A freshly expanded project which discovers talented people and puts them at the heart of their communities has the potential to be one of the “most significant shifts” in social care in decades, according to the man behind the scheme in Leeds.
Asset Based Community Development - or ABCD as it is better known - was first developed by Irish academic Cormac Russell and has spread around the world as a way to nurture neighbourliness and community networks, provide grassroots services and tackle issues around social care, health, and loneliness while taking pressure off organisations like local councils and the health care providers.
Leeds City Council first trialed the approach, which sees ‘community builders’ at existing charity or community groups seek out ‘assets’ in their communities to develop new services, at three of the city’s Neighbourhood Networks in 2013, including at Action for Gipton Elderly, and since then, the project has slowly grown. This year it is expanding to 12 groups.
The council’s chief officer for transformation and innovation, adults and health, Mick Ward, has spent years developing the approach, which has been successfully implemented in Seacroft at the LS14 Trust; in Armley thanks to New Wortley Community Association; and in Chapeltown, where it is hosted by Black Health Initiative.
Mr Ward said: “The ABCD approach is about recognising the strengths of everybody in the community, realising that everyone has something to offer, and giving them the chance to blossom. We work with individuals to discover their passion and interests and how that can be used to benefit the people around them.
“This will mean, in some cases, them setting up things, such as knit and natter groups.
“It’s about moving away from ‘services’ - and the notion that everything can be sorted out by the council, to looking at how the issues people have can actually be better served by having good neighbours and good contacts in the community.

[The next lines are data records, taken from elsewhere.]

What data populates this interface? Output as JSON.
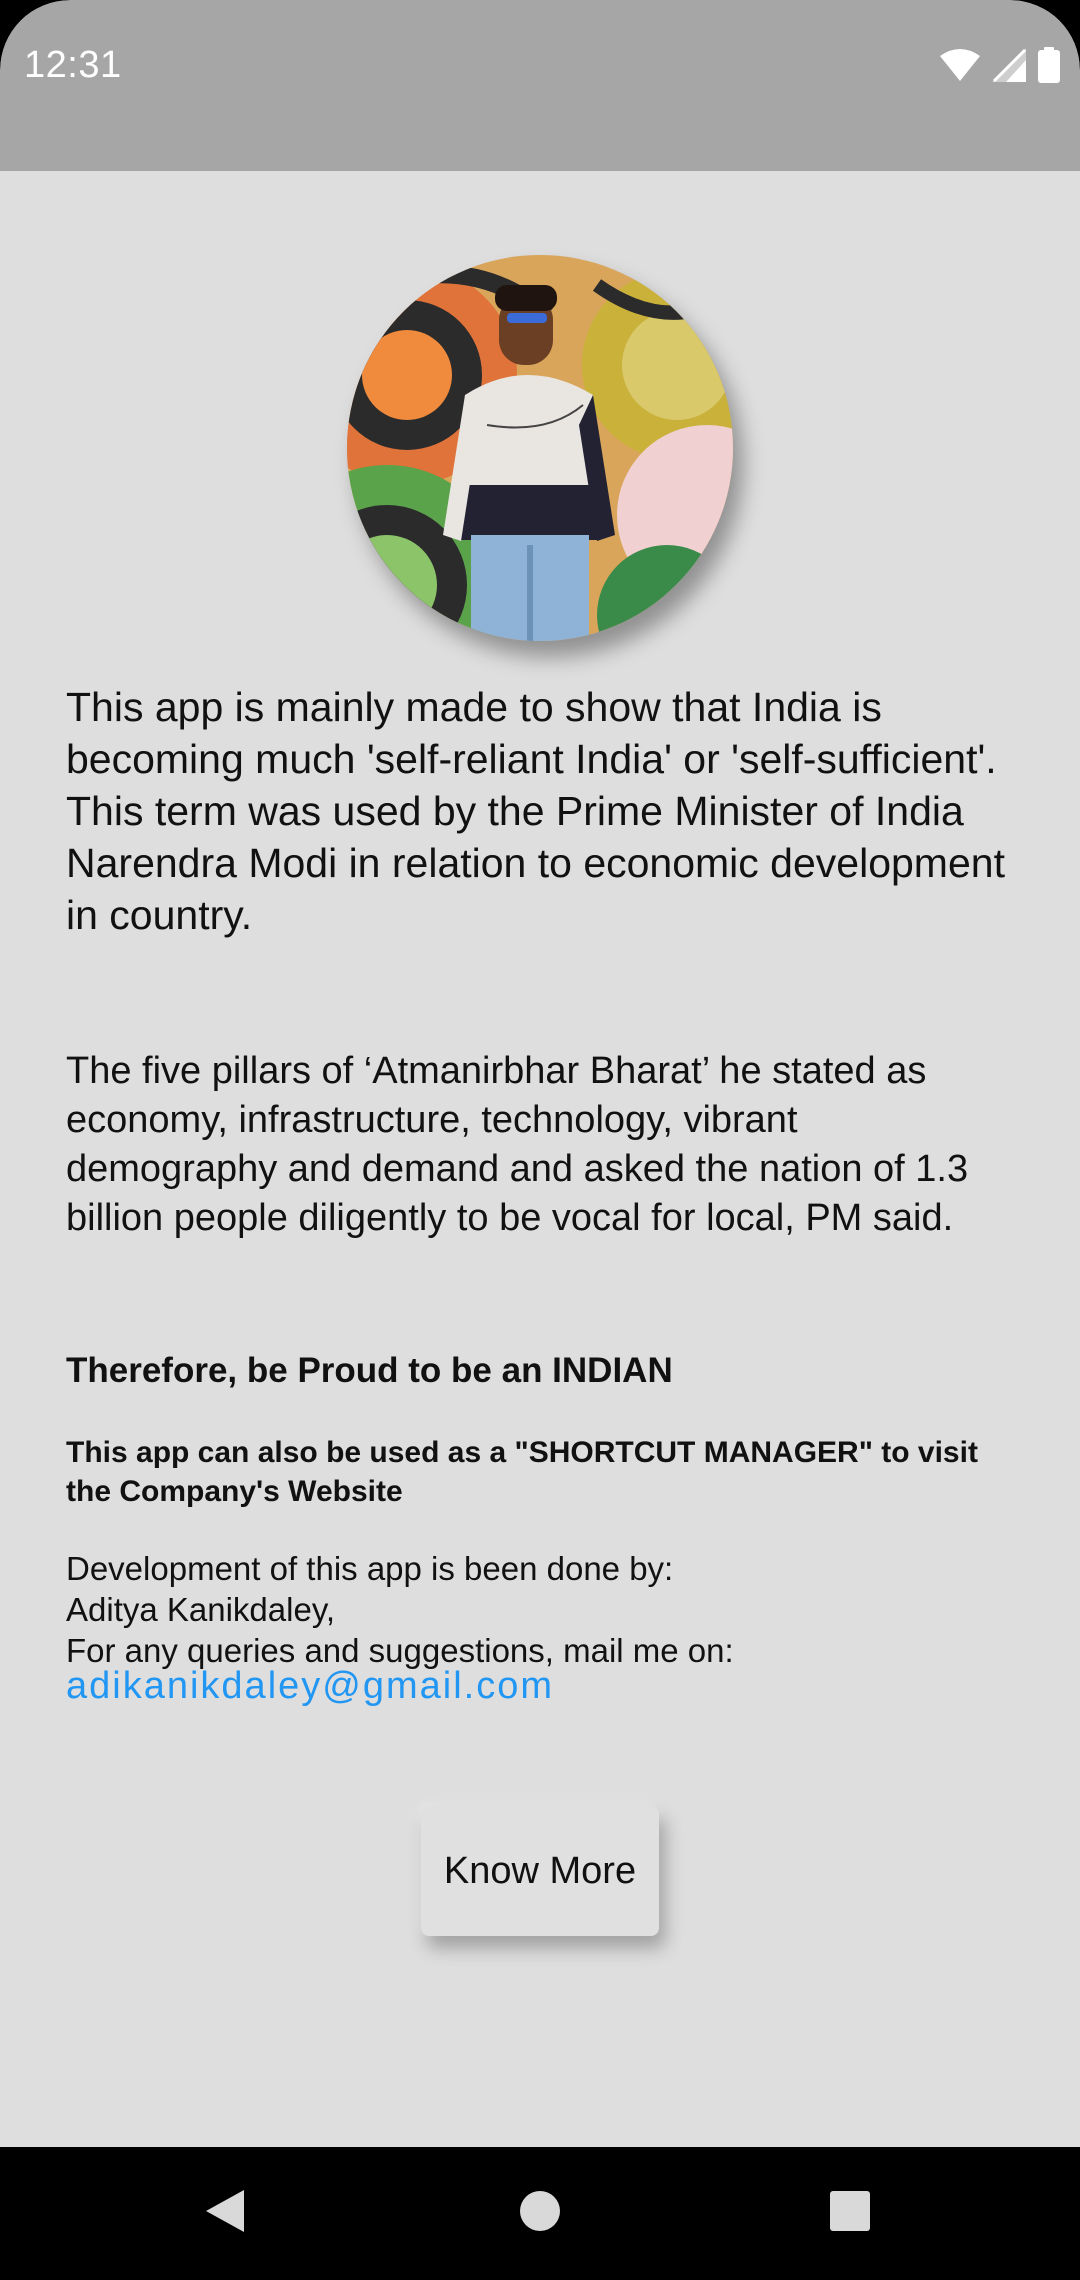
{
  "status_bar": {
    "time": "12:31",
    "icons": [
      "wifi-icon",
      "cellular-signal-icon",
      "battery-icon"
    ]
  },
  "profile": {
    "image_icon": "profile-photo"
  },
  "content": {
    "intro": "This app is mainly made to show that India is becoming much 'self-reliant India' or 'self-sufficient'.\nThis term was used by the Prime Minister of India Narendra Modi in relation to economic development in country.",
    "pillars": "The five pillars of ‘Atmanirbhar Bharat’ he stated as economy, infrastructure, technology, vibrant demography and demand and asked the nation of 1.3 billion people diligently to be vocal for local, PM said.",
    "proud": "Therefore, be Proud to be an INDIAN",
    "shortcut": "This app can also be used as a \"SHORTCUT MANAGER\" to visit the Company's Website",
    "dev_line1": "Development of this app is been done by:",
    "dev_line2": "Aditya Kanikdaley,",
    "dev_line3": "For any queries and suggestions, mail me on:",
    "email": "adikanikdaley@gmail.com"
  },
  "actions": {
    "know_more_label": "Know More"
  },
  "nav_bar": {
    "buttons": [
      "back-icon",
      "home-icon",
      "recents-icon"
    ]
  },
  "colors": {
    "status_bar_bg": "#a6a6a6",
    "content_bg": "#dedede",
    "link": "#2196f3",
    "nav_bar_bg": "#000000"
  }
}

“I have worked in social care for 40 years, and this is one of the most significant shifts I have seen, with potential not just for social care, but in other council departments too. It is incredibly cost effective, as you’re just funding the community builder in places and groups that already exist, like the LS14 Trust.
“I’m constantly amazed at the people they find - quite often they could be the sort of person, who, in another world, might end up as a service user themselves, but by getting involved in their communities, they are both helping other people and themselves.”
At LS14 Trust, switching the way of thinking to the ABCD model has resulted in a host of new services for the people of Seacroft - from arts therapy and a volunteer-led cafe, to having a spruced up garden at its community building on Ramshead Hill.
Community development manager Joanne Curtis said the key to the project was “identifying strong people in the community and developing their dreams”, instead of people “flying in” and telling them what they should be doing.
The first ‘asset’ - or person - they supported at LS14 Trust was Vivienne Gibbons.
She was helped through an art therapy degree and went on to set up The Art Room, free art psychotherapy at the Trust.
“That’s just one way an asset-based approach has demonstrated clear health benefits,” Ms Curtis said. “Now, one of her original clients also offers holistic arts and therapy. A couple of others have also set up their own groups.
“Anybody can be an asset, whether it’s because of a certain talent they have, or knowledge of the local area. We are here as a space for them to deliver their dreams. It’s an amazing opportunity to give people a chance.”
Mr Ward added: “As a council officer, one of my targets is for people in Leeds to have more friends. ABCD isn’t about walking away from our responsibilities, it’s about trying to meet them in a different way.”